■ What you will do ■
Write out all of the records below precisely as given, omitting the images.

** Data shown follows **

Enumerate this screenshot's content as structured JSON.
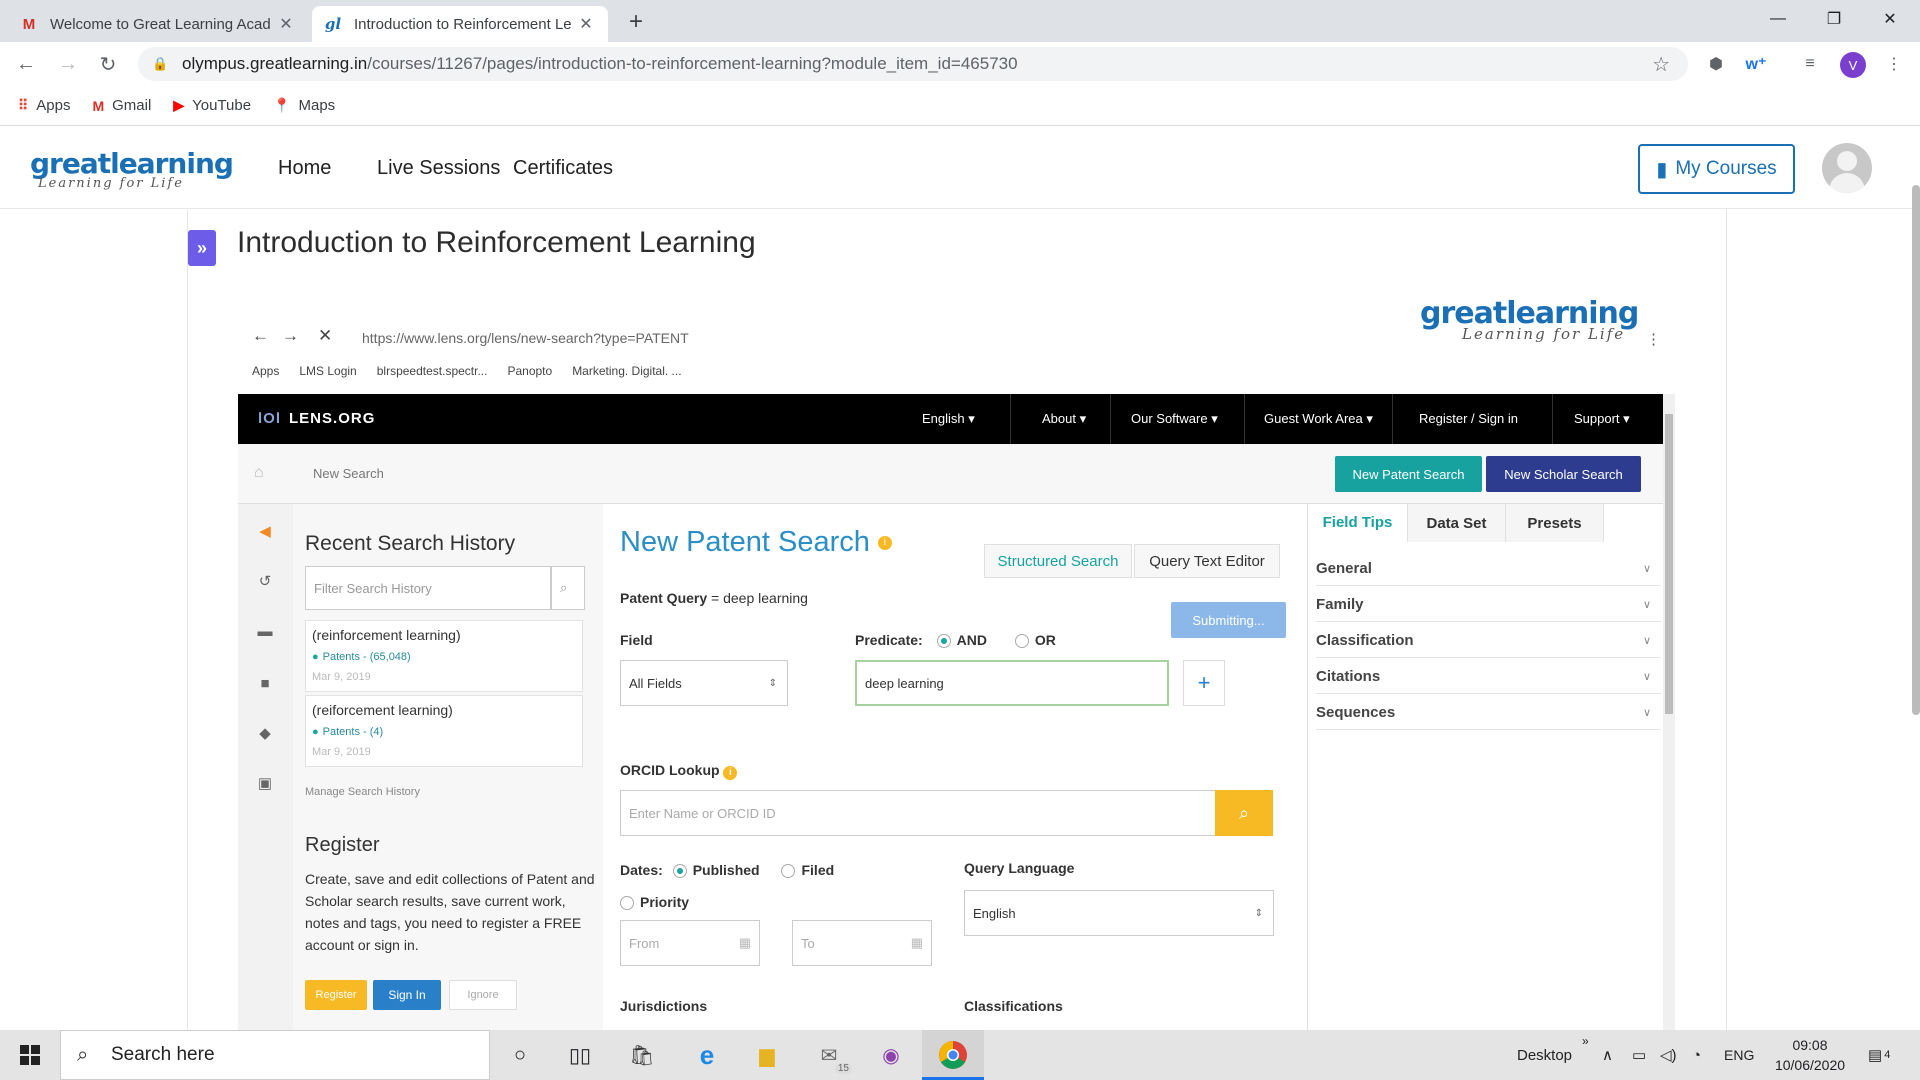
{
  "browser": {
    "tabs": [
      {
        "title": "Welcome to Great Learning Acad",
        "icon": "gmail-icon"
      },
      {
        "title": "Introduction to Reinforcement Le",
        "icon": "greatlearning-icon"
      }
    ],
    "new_tab": "+",
    "url_host": "olympus.greatlearning.in",
    "url_path": "/courses/11267/pages/introduction-to-reinforcement-learning?module_item_id=465730",
    "profile_initial": "V",
    "bookmarks": [
      {
        "label": "Apps",
        "icon": "apps-grid-icon"
      },
      {
        "label": "Gmail",
        "icon": "gmail-icon"
      },
      {
        "label": "YouTube",
        "icon": "youtube-icon"
      },
      {
        "label": "Maps",
        "icon": "maps-pin-icon"
      }
    ]
  },
  "site": {
    "logo_word": "greatlearning",
    "logo_tag": "Learning for Life",
    "nav": [
      "Home",
      "Live Sessions",
      "Certificates"
    ],
    "my_courses": "My Courses",
    "sidebar_toggle": "»",
    "page_title": "Introduction to Reinforcement Learning"
  },
  "embed": {
    "url": "https://www.lens.org/lens/new-search?type=PATENT",
    "logo_word": "greatlearning",
    "logo_tag": "Learning for Life",
    "bookmarks": [
      "Apps",
      "LMS Login",
      "blrspeedtest.spectr...",
      "Panopto",
      "Marketing. Digital. ..."
    ],
    "lens": {
      "brand": "LENS.ORG",
      "menu": [
        "English ▾",
        "About ▾",
        "Our Software ▾",
        "Guest Work Area ▾",
        "Register  /  Sign in",
        "Support ▾"
      ],
      "breadcrumb": "New Search",
      "new_patent_btn": "New Patent Search",
      "new_scholar_btn": "New Scholar Search"
    },
    "history": {
      "title": "Recent Search History",
      "filter_placeholder": "Filter Search History",
      "items": [
        {
          "query": "(reinforcement learning)",
          "patents": "Patents - (65,048)",
          "date": "Mar 9, 2019"
        },
        {
          "query": "(reiforcement learning)",
          "patents": "Patents - (4)",
          "date": "Mar 9, 2019"
        }
      ],
      "manage": "Manage Search History",
      "register_title": "Register",
      "register_text": "Create, save and edit collections of Patent and Scholar search results, save current work, notes and tags, you need to register a FREE account or sign in.",
      "btn_register": "Register",
      "btn_signin": "Sign In",
      "btn_ignore": "Ignore"
    },
    "search": {
      "title": "New Patent Search",
      "tab_structured": "Structured Search",
      "tab_query": "Query Text Editor",
      "patent_query_label": "Patent Query",
      "patent_query_eq": "=",
      "patent_query_value": "deep learning",
      "submitting": "Submitting...",
      "field_label": "Field",
      "field_value": "All Fields",
      "predicate_label": "Predicate:",
      "predicate_and": "AND",
      "predicate_or": "OR",
      "term_value": "deep learning",
      "add_btn": "+",
      "orcid_label": "ORCID Lookup",
      "orcid_placeholder": "Enter Name or ORCID ID",
      "dates_label": "Dates:",
      "date_published": "Published",
      "date_filed": "Filed",
      "date_priority": "Priority",
      "from_placeholder": "From",
      "to_placeholder": "To",
      "query_language_label": "Query Language",
      "query_language_value": "English",
      "jurisdictions_label": "Jurisdictions",
      "classifications_label": "Classifications"
    },
    "right": {
      "tabs": [
        "Field Tips",
        "Data Set",
        "Presets"
      ],
      "accordions": [
        "General",
        "Family",
        "Classification",
        "Citations",
        "Sequences"
      ]
    }
  },
  "taskbar": {
    "search_placeholder": "Search here",
    "mail_badge": "15",
    "desktop_label": "Desktop",
    "language": "ENG",
    "time": "09:08",
    "date": "10/06/2020",
    "notif_count": "4"
  },
  "colors": {
    "brand_blue": "#1a6fb5",
    "lens_teal": "#17a2a0",
    "lens_navy": "#2d3c8e",
    "submit_blue": "#8bb8e8",
    "gold": "#f7b924",
    "sidebar_toggle": "#6c5ce7"
  }
}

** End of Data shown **

■ Reply to the exercise ■
Enumerate this screenshot's content as structured JSON.
{
  "browser": {
    "tabs": [
      {
        "title": "Welcome to Great Learning Acad",
        "icon": "gmail-icon"
      },
      {
        "title": "Introduction to Reinforcement Le",
        "icon": "greatlearning-icon"
      }
    ],
    "new_tab": "+",
    "url_host": "olympus.greatlearning.in",
    "url_path": "/courses/11267/pages/introduction-to-reinforcement-learning?module_item_id=465730",
    "profile_initial": "V",
    "bookmarks": [
      {
        "label": "Apps",
        "icon": "apps-grid-icon"
      },
      {
        "label": "Gmail",
        "icon": "gmail-icon"
      },
      {
        "label": "YouTube",
        "icon": "youtube-icon"
      },
      {
        "label": "Maps",
        "icon": "maps-pin-icon"
      }
    ]
  },
  "site": {
    "logo_word": "greatlearning",
    "logo_tag": "Learning for Life",
    "nav": [
      "Home",
      "Live Sessions",
      "Certificates"
    ],
    "my_courses": "My Courses",
    "sidebar_toggle": "»",
    "page_title": "Introduction to Reinforcement Learning"
  },
  "embed": {
    "url": "https://www.lens.org/lens/new-search?type=PATENT",
    "logo_word": "greatlearning",
    "logo_tag": "Learning for Life",
    "bookmarks": [
      "Apps",
      "LMS Login",
      "blrspeedtest.spectr...",
      "Panopto",
      "Marketing. Digital. ..."
    ],
    "lens": {
      "brand": "LENS.ORG",
      "menu": [
        "English ▾",
        "About ▾",
        "Our Software ▾",
        "Guest Work Area ▾",
        "Register  /  Sign in",
        "Support ▾"
      ],
      "breadcrumb": "New Search",
      "new_patent_btn": "New Patent Search",
      "new_scholar_btn": "New Scholar Search"
    },
    "history": {
      "title": "Recent Search History",
      "filter_placeholder": "Filter Search History",
      "items": [
        {
          "query": "(reinforcement learning)",
          "patents": "Patents - (65,048)",
          "date": "Mar 9, 2019"
        },
        {
          "query": "(reiforcement learning)",
          "patents": "Patents - (4)",
          "date": "Mar 9, 2019"
        }
      ],
      "manage": "Manage Search History",
      "register_title": "Register",
      "register_text": "Create, save and edit collections of Patent and Scholar search results, save current work, notes and tags, you need to register a FREE account or sign in.",
      "btn_register": "Register",
      "btn_signin": "Sign In",
      "btn_ignore": "Ignore"
    },
    "search": {
      "title": "New Patent Search",
      "tab_structured": "Structured Search",
      "tab_query": "Query Text Editor",
      "patent_query_label": "Patent Query",
      "patent_query_eq": "=",
      "patent_query_value": "deep learning",
      "submitting": "Submitting...",
      "field_label": "Field",
      "field_value": "All Fields",
      "predicate_label": "Predicate:",
      "predicate_and": "AND",
      "predicate_or": "OR",
      "term_value": "deep learning",
      "add_btn": "+",
      "orcid_label": "ORCID Lookup",
      "orcid_placeholder": "Enter Name or ORCID ID",
      "dates_label": "Dates:",
      "date_published": "Published",
      "date_filed": "Filed",
      "date_priority": "Priority",
      "from_placeholder": "From",
      "to_placeholder": "To",
      "query_language_label": "Query Language",
      "query_language_value": "English",
      "jurisdictions_label": "Jurisdictions",
      "classifications_label": "Classifications"
    },
    "right": {
      "tabs": [
        "Field Tips",
        "Data Set",
        "Presets"
      ],
      "accordions": [
        "General",
        "Family",
        "Classification",
        "Citations",
        "Sequences"
      ]
    }
  },
  "taskbar": {
    "search_placeholder": "Search here",
    "mail_badge": "15",
    "desktop_label": "Desktop",
    "language": "ENG",
    "time": "09:08",
    "date": "10/06/2020",
    "notif_count": "4"
  },
  "colors": {
    "brand_blue": "#1a6fb5",
    "lens_teal": "#17a2a0",
    "lens_navy": "#2d3c8e",
    "submit_blue": "#8bb8e8",
    "gold": "#f7b924",
    "sidebar_toggle": "#6c5ce7"
  }
}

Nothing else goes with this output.